I’ve gone to the last couple of fiber festivals with only $30 to spend on wool. This has actually been a blast rather than depressing because I take a penny candy approach to fiber and only buy an ounce or two of something here and there, and come home with a riot of color and new breeds to try out. If I’ve got a little extra cash after seeing all of the booths, I’ll go back for something in 4 ounces or so that caught my eye and spend my last $10-$15.
What caught my eye at the last NJ sheep festival was some Gotland – I had “gotten” some the previous year in a pale grey and loved spinning it. This was a darker chocolately grey – not too light, not too dark. I fondled some roving that was loose in a basket and asked if the breeder had more for sale.
I got it wound flat and sealed in a bag – it looked a bit odd to me, but I’m still a bit of a sheepy noob and figured it was just processed a bit differently…
But when I got home, it was what I feared – a felted mass.
It could have nearly been a sheepy collar as-is.
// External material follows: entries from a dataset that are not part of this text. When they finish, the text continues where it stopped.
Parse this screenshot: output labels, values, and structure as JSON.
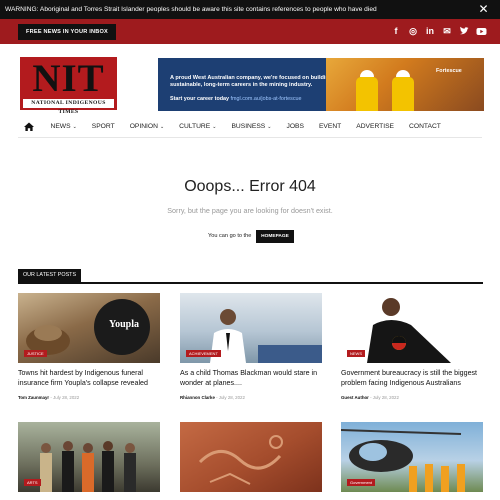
{
  "warning": {
    "text": "WARNING: Aboriginal and Torres Strait Islander peoples should be aware this site contains references to people who have died",
    "close_glyph": "✕"
  },
  "topbar": {
    "inbox_label": "FREE NEWS IN YOUR INBOX",
    "social": [
      {
        "icon": "facebook-icon",
        "glyph": "f"
      },
      {
        "icon": "instagram-icon",
        "glyph": "◎"
      },
      {
        "icon": "linkedin-icon",
        "glyph": "in"
      },
      {
        "icon": "email-icon",
        "glyph": "✉"
      },
      {
        "icon": "twitter-icon",
        "glyph": "🐦"
      },
      {
        "icon": "youtube-icon",
        "glyph": "▶"
      }
    ]
  },
  "logo": {
    "letters": "NIT",
    "subtitle": "NATIONAL INDIGENOUS TIMES"
  },
  "banner": {
    "line1": "A proud West Australian company, we're focused on building sustainable, long-term careers in the mining industry.",
    "line2_prefix": "Start your career today ",
    "line2_url": "fmgl.com.au/jobs-at-fortescue",
    "brand": "Fortescue"
  },
  "nav": {
    "home_icon": "home-icon",
    "items": [
      {
        "label": "NEWS",
        "caret": true
      },
      {
        "label": "SPORT",
        "caret": false
      },
      {
        "label": "OPINION",
        "caret": true
      },
      {
        "label": "CULTURE",
        "caret": true
      },
      {
        "label": "BUSINESS",
        "caret": true
      },
      {
        "label": "JOBS",
        "caret": false
      },
      {
        "label": "EVENT",
        "caret": false
      },
      {
        "label": "ADVERTISE",
        "caret": false
      },
      {
        "label": "CONTACT",
        "caret": false
      }
    ]
  },
  "error": {
    "title": "Ooops... Error 404",
    "subtitle": "Sorry, but the page you are looking for doesn't exist.",
    "goto_text": "You can go to the",
    "homepage_label": "HOMEPAGE"
  },
  "latest": {
    "heading": "OUR LATEST POSTS",
    "posts": [
      {
        "category": "JUSTICE",
        "title": "Towns hit hardest by Indigenous funeral insurance firm Youpla's collapse revealed",
        "author": "Tom Zaunmayr",
        "date": "July 28, 2022",
        "logo_text": "Youpla"
      },
      {
        "category": "ACHIEVEMENT",
        "title": "As a child Thomas Blackman would stare in wonder at planes....",
        "author": "Rhiannon Clarke",
        "date": "July 28, 2022"
      },
      {
        "category": "NEWS",
        "title": "Government bureaucracy is still the biggest problem facing Indigenous Australians",
        "author": "Guest Author",
        "date": "July 28, 2022"
      },
      {
        "category": "ARTS",
        "title": "",
        "author": "",
        "date": ""
      },
      {
        "category": "",
        "title": "",
        "author": "",
        "date": ""
      },
      {
        "category": "Government",
        "title": "",
        "author": "",
        "date": ""
      }
    ]
  }
}
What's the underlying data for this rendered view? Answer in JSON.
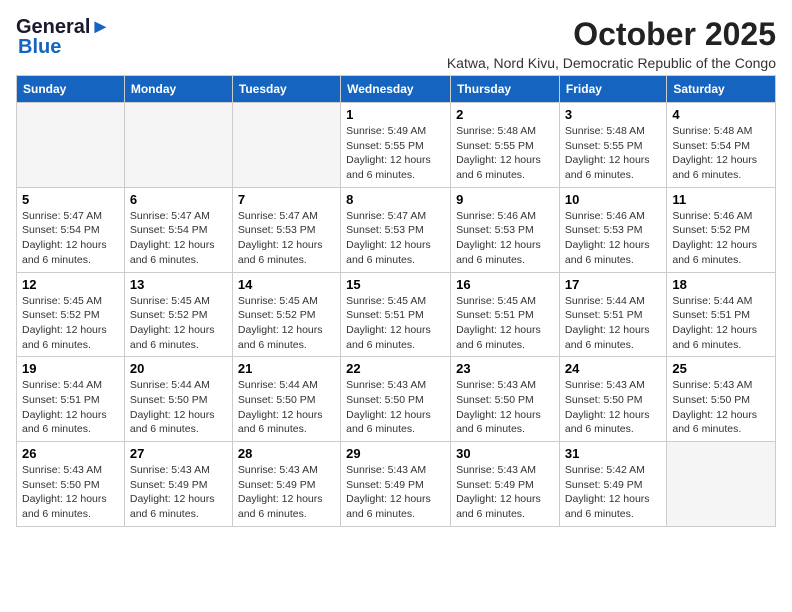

I’m not going to call out the breeder (who I spotted at Rhinebeck as well) because it was my fault for not inspecting it before I bought it, and frankly, not exactly knowing what I was buying to begin with – perhaps this wasn’t really roving but woolen rope? Instant dreadlocks? A chair pad? When I asked for roving, the breeder thought I said, do you have a spiral of felted mess for sale?
So I ripped it apart and tugged it a bit to see if it could be salvageable into yarn.
(I didn’t want to leave it as felt – the point was to spin some more Gotland, and I wanted to get what I thought I got.)
The resulting “roving” was a limp yet stiff, lifeless mess.
So I tugged, and tugged, and tugged some more and managed to free a lock:
But I nearly freed some tendons and joints from their connective bits in the process, so it was not going to be worth it to try to completely free the fiber back into a softly spinnable state.
So I ran the whole shebang through the wheel to add a slight bit of twist to help round things out.
It was the fastest spinning I’ve ever done.
After a nice long soak, it looked even more like dreadlocks.
I had to try them on – playing with them took up more time than spinning them…
But now I’ve got a tad over 20 yards of mega bulky Gotland…
And I might end up needle felting it into a chair pad after all…
3 responses to “$15 mistake; Middle-aged dreadlocks”
Ha! Dreads seemed to be all the rage for middle-aged hipster hippies (yes, there is such a class apparently) in Queenstown, New Zealand.
Oh, I hope you’re having a great trip – would love to visit there, middle-aged hipsters and all!
You would love it. It has everything you’re into: hiking, sheep, wool products everywhere, and mellow people who are all about DIY projects.